In the weeks before
December 2001 bankruptcy, H&R Block Financial Advisors fraudulently peddled the energy company's soon-to-be-worthless bonds to unsuspecting customers, securities regulators alleged Monday.
, the large tax-consulting firm, brokered $16 million worth of Enron bonds to more than 800 customers in the four weeks prior to Enron's collapse. H&R brokers were selling the bonds during a time Enron's stock was collapsing and the business press was full of stories about a potentially massive accounting fraud at the company.
Regulators allege H&R reaped profits of $500,000 from the bond sales, without fully disclosing the risk to its customers.
"This is an especially troubling case where hundreds of unsuspecting individual investors innocently relied on their H&R Block brokers to give fair and honest advice concerning investments," said NASD Vice Chairman Mary Schapiro. "But H&R Block brokers betrayed that trust by selling these investors highly risky Enron bonds."
Shares of H&R Block were recently down $1.32, or 2.7%, to $48.05.
H&R Block, meanwhile, defended its actions, saying the full extent of the fraud at Enron wasn't know prior to the bankruptcy filing.
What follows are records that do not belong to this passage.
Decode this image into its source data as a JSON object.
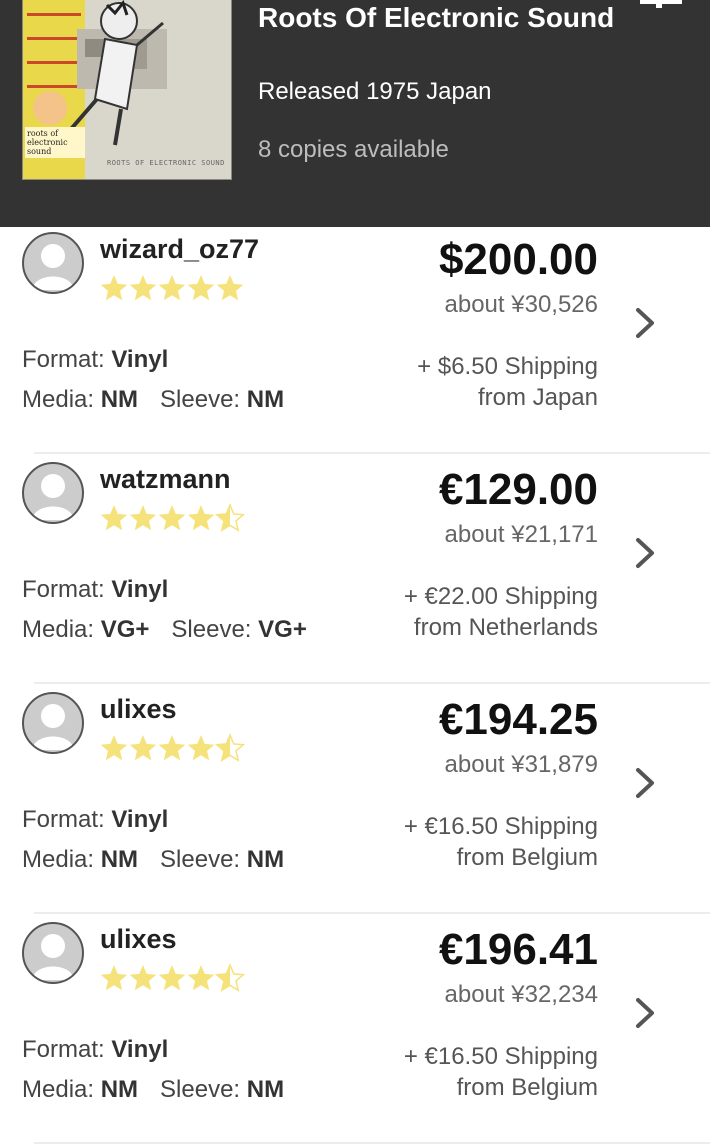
{
  "header": {
    "title": "Roots Of Electronic Sound",
    "released": "Released 1975 Japan",
    "copies": "8 copies available",
    "cover_text": "roots of electronic sound",
    "cover_bottom_text": "ROOTS OF ELECTRONIC SOUND"
  },
  "labels": {
    "format": "Format:",
    "media": "Media:",
    "sleeve": "Sleeve:"
  },
  "listings": [
    {
      "seller": "wizard_oz77",
      "rating_stars": 5,
      "price": "$200.00",
      "approx": "about ¥30,526",
      "shipping": "+ $6.50 Shipping",
      "origin": "from Japan",
      "format": "Vinyl",
      "media": "NM",
      "sleeve": "NM"
    },
    {
      "seller": "watzmann",
      "rating_stars": 4.5,
      "price": "€129.00",
      "approx": "about ¥21,171",
      "shipping": "+ €22.00 Shipping",
      "origin": "from Netherlands",
      "format": "Vinyl",
      "media": "VG+",
      "sleeve": "VG+"
    },
    {
      "seller": "ulixes",
      "rating_stars": 4.5,
      "price": "€194.25",
      "approx": "about ¥31,879",
      "shipping": "+ €16.50 Shipping",
      "origin": "from Belgium",
      "format": "Vinyl",
      "media": "NM",
      "sleeve": "NM"
    },
    {
      "seller": "ulixes",
      "rating_stars": 4.5,
      "price": "€196.41",
      "approx": "about ¥32,234",
      "shipping": "+ €16.50 Shipping",
      "origin": "from Belgium",
      "format": "Vinyl",
      "media": "NM",
      "sleeve": "NM"
    }
  ],
  "colors": {
    "header_bg": "#333333",
    "star": "#f5e27a",
    "star_empty": "#ffffff"
  }
}
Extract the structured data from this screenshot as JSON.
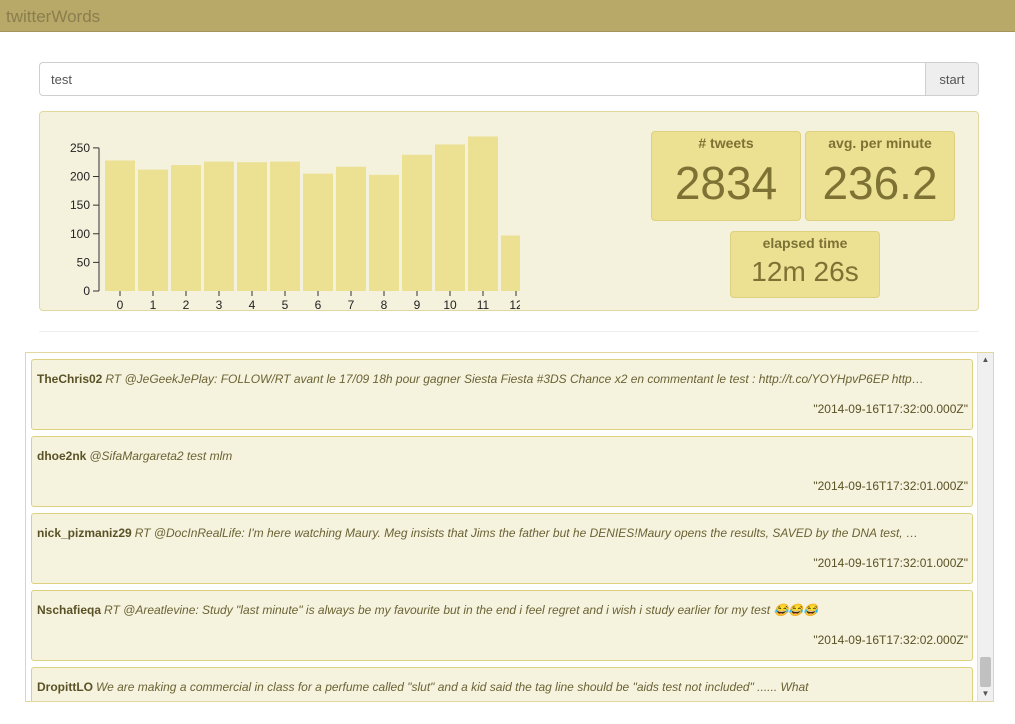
{
  "app": {
    "title": "twitterWords"
  },
  "search": {
    "value": "test",
    "button_label": "start"
  },
  "stats": {
    "tweets": {
      "label": "# tweets",
      "value": "2834"
    },
    "avg": {
      "label": "avg. per minute",
      "value": "236.2"
    },
    "elapsed": {
      "label": "elapsed time",
      "value": "12m 26s"
    }
  },
  "colors": {
    "accent": "#b8a968",
    "bar": "#ece093",
    "panel": "#f4f1dd"
  },
  "chart_data": {
    "type": "bar",
    "categories": [
      "0",
      "1",
      "2",
      "3",
      "4",
      "5",
      "6",
      "7",
      "8",
      "9",
      "10",
      "11",
      "12"
    ],
    "values": [
      228,
      212,
      220,
      226,
      225,
      226,
      205,
      217,
      203,
      238,
      256,
      270,
      97
    ],
    "yticks": [
      0,
      50,
      100,
      150,
      200,
      250
    ],
    "ylim": [
      0,
      290
    ],
    "title": "",
    "xlabel": "",
    "ylabel": ""
  },
  "tweets": [
    {
      "user": "TheChris02",
      "text": "RT @JeGeekJePlay: FOLLOW/RT avant le 17/09 18h pour gagner Siesta Fiesta #3DS Chance x2 en commentant le test : http://t.co/YOYHpvP6EP http…",
      "time": "\"2014-09-16T17:32:00.000Z\""
    },
    {
      "user": "dhoe2nk",
      "text": "@SifaMargareta2 test mlm",
      "time": "\"2014-09-16T17:32:01.000Z\""
    },
    {
      "user": "nick_pizmaniz29",
      "text": "RT @DocInRealLife: I'm here watching Maury. Meg insists that Jims the father but he DENIES!Maury opens the results, SAVED by the DNA test, …",
      "time": "\"2014-09-16T17:32:01.000Z\""
    },
    {
      "user": "Nschafieqa",
      "text": "RT @Areatlevine: Study \"last minute\" is always be my favourite but in the end i feel regret and i wish i study earlier for my test 😂😂😂",
      "time": "\"2014-09-16T17:32:02.000Z\""
    },
    {
      "user": "DropittLO",
      "text": "We are making a commercial in class for a perfume called \"slut\" and a kid said the tag line should be \"aids test not included\" ...... What",
      "time": ""
    }
  ]
}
The company, in a statement, said it was sorry its customers had lost money.
"At the time of sale, these bonds were rated investment grade by the national rating services, and evidence of internal fraud at Enron had yet to be discovered," said Nick Spaeth, H&R Block's senior vice president and chief legal officer.